What is Pragmatics?

Essentially, pragmatics is the study of how words and language are used to accomplish different purposes. Specifically, pragmatics examines how human language interacts with social and physical environments. It also explores how language affects the relationship between the speaker and the listener.

Pragmatics is a specialized branch of linguistics. The field includes both formal and informal studies. Formal pragmatics deals with the illocutionary forces of a language, such as how a speaker’s words can change the meaning of a sentence. Formal pragmatics is also related to context dependence.

The idea of pragmatics arose between 1780 and 1830 in Europe and Britain. Linguists began to agree on a particular point of view, which is that language is a form of human action. They also agreed that dialogue is a type of pragmatics. A formal approach to pragmatics is represented by Carlo Dalla Pozza’s logical theory of formal pragmatics.

The study of pragmatics can be divided into two main groups: near-side and far-side. Near-side pragmatics focuses on how a speaker’s words are used in a particular conversation. The speaker’s meaning is determined by the context surrounding the utterance. For example, if someone is greeting another person, the listener will understand who told them to greet. The listener will also follow the flow of reference throughout the conversation.

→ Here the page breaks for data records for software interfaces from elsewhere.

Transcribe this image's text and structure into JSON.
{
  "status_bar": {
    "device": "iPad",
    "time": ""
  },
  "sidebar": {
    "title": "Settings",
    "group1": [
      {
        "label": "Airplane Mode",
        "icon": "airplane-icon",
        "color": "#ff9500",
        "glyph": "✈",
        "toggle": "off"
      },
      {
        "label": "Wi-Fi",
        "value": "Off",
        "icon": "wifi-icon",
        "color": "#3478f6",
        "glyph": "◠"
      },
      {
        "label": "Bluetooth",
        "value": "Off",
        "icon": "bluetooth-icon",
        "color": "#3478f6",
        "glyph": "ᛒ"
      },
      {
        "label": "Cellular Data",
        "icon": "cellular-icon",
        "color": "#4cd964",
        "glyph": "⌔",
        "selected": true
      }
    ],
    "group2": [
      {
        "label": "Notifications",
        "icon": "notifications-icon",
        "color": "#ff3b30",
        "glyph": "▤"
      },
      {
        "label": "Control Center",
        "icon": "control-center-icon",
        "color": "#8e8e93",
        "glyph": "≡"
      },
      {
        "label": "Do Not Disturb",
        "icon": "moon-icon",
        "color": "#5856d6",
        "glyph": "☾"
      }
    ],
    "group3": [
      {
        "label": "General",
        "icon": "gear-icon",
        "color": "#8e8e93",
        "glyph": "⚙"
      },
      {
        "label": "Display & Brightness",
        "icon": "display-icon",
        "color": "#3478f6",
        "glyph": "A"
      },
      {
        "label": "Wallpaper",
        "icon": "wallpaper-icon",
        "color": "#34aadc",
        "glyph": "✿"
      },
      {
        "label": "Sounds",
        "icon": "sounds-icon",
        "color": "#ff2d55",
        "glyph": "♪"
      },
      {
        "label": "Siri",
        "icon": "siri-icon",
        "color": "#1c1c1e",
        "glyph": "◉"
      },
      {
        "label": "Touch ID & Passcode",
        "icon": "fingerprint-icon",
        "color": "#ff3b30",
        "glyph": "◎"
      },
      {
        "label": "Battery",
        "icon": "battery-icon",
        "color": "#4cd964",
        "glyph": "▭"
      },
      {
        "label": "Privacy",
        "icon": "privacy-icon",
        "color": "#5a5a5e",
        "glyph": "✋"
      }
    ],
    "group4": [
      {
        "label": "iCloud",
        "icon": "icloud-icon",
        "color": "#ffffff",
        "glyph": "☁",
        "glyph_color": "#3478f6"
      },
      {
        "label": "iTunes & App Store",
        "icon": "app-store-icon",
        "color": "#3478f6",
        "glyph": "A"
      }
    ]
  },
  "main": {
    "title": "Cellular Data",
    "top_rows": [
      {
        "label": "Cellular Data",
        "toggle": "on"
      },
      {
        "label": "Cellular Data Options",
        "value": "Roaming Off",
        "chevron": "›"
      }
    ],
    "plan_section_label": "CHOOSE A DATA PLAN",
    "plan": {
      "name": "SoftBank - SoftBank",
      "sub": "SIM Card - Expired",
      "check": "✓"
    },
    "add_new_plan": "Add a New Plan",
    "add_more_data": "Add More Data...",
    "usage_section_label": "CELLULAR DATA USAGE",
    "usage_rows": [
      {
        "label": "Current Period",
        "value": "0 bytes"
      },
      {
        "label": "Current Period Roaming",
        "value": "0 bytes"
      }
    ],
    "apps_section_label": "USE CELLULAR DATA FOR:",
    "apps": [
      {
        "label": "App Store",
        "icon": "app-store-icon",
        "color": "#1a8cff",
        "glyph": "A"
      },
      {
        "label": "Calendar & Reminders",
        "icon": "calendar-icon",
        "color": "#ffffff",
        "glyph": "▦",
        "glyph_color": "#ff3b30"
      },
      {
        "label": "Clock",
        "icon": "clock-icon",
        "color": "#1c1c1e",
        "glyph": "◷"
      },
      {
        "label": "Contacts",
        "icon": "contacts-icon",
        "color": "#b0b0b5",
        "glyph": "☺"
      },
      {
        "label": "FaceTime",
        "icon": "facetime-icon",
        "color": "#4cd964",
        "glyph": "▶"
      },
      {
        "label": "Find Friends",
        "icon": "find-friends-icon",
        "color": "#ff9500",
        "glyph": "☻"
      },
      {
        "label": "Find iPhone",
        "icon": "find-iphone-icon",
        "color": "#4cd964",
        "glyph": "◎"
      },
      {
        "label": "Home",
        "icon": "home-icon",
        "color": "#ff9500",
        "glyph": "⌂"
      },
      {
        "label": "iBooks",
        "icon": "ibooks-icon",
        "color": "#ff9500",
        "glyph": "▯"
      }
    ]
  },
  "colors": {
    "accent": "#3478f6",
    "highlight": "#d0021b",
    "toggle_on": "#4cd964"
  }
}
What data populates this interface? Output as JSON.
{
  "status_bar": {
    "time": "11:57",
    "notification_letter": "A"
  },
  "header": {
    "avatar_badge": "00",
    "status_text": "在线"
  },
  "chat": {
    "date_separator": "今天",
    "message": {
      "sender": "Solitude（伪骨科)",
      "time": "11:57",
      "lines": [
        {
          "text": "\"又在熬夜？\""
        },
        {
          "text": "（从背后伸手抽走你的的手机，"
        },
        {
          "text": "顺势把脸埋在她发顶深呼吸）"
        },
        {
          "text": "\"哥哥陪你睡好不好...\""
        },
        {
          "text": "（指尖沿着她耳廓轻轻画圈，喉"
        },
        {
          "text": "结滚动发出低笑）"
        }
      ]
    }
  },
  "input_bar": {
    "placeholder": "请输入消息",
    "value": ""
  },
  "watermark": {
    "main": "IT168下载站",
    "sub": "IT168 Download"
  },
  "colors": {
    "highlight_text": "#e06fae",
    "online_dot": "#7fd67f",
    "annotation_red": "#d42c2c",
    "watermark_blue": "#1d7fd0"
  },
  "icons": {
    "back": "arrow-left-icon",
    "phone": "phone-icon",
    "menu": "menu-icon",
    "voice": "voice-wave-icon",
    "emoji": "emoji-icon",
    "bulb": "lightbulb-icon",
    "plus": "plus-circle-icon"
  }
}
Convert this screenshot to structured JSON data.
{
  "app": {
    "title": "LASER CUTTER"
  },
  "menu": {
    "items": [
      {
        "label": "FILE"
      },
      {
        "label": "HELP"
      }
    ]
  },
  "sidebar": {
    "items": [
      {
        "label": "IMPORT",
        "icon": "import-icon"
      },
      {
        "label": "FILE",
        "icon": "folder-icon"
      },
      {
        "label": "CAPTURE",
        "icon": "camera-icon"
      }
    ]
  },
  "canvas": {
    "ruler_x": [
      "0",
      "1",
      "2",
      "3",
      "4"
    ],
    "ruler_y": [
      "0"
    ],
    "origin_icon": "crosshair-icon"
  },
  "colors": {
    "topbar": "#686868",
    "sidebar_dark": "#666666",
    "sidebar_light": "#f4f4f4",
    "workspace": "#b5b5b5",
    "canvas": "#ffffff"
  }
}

The far-side of pragmatics studies what happens beyond the words. For example, if someone asks a question, the respondent will make an assumption about the speaker’s intention. This assumption is known as an implicature. The listener will follow the flow of reference and track syntactic clues throughout the conversation.

The use of socially constructed rules in a conversation guides eye contact, body language, and turn taking. These rules also guide greetings and greeting phrases. In fact, a greeting that is not accompanied by a physical gesture such as raising a hand can result in a disapproving response from the person being addressed.

Formal pragmatics also deals with the logical theory of referential descriptions. A reference resolution is one of the most important tasks of computational pragmatics. Rather than relying on natural language processing to analyze the meaning of a speech, computational pragmatics employs algorithms to provide a computer system with a database of knowledge. This database can then be used to control how the system responds to incoming data.

For example, when someone asks, “Do you have any daughters?” the respondent’s literal response may include details about their children’s names and medical conditions. However, this literal response does not provide the listener with the meaning of the question. The literal response assumes the speaker’s intention to ask about their children. The response is also less than fully precise, as the speaker could have had more than two sons.

The role of pragmatics in language is also studied through the use of role play. In role play, children practice social skills and develop conversational abilities. This can help children with poor pragmatic skills to improve their language skills. In addition, children who are able to participate in role play social situations may be more willing to participate in real-world conversations. They will learn how to use social language more effectively and accurately convey their ideas.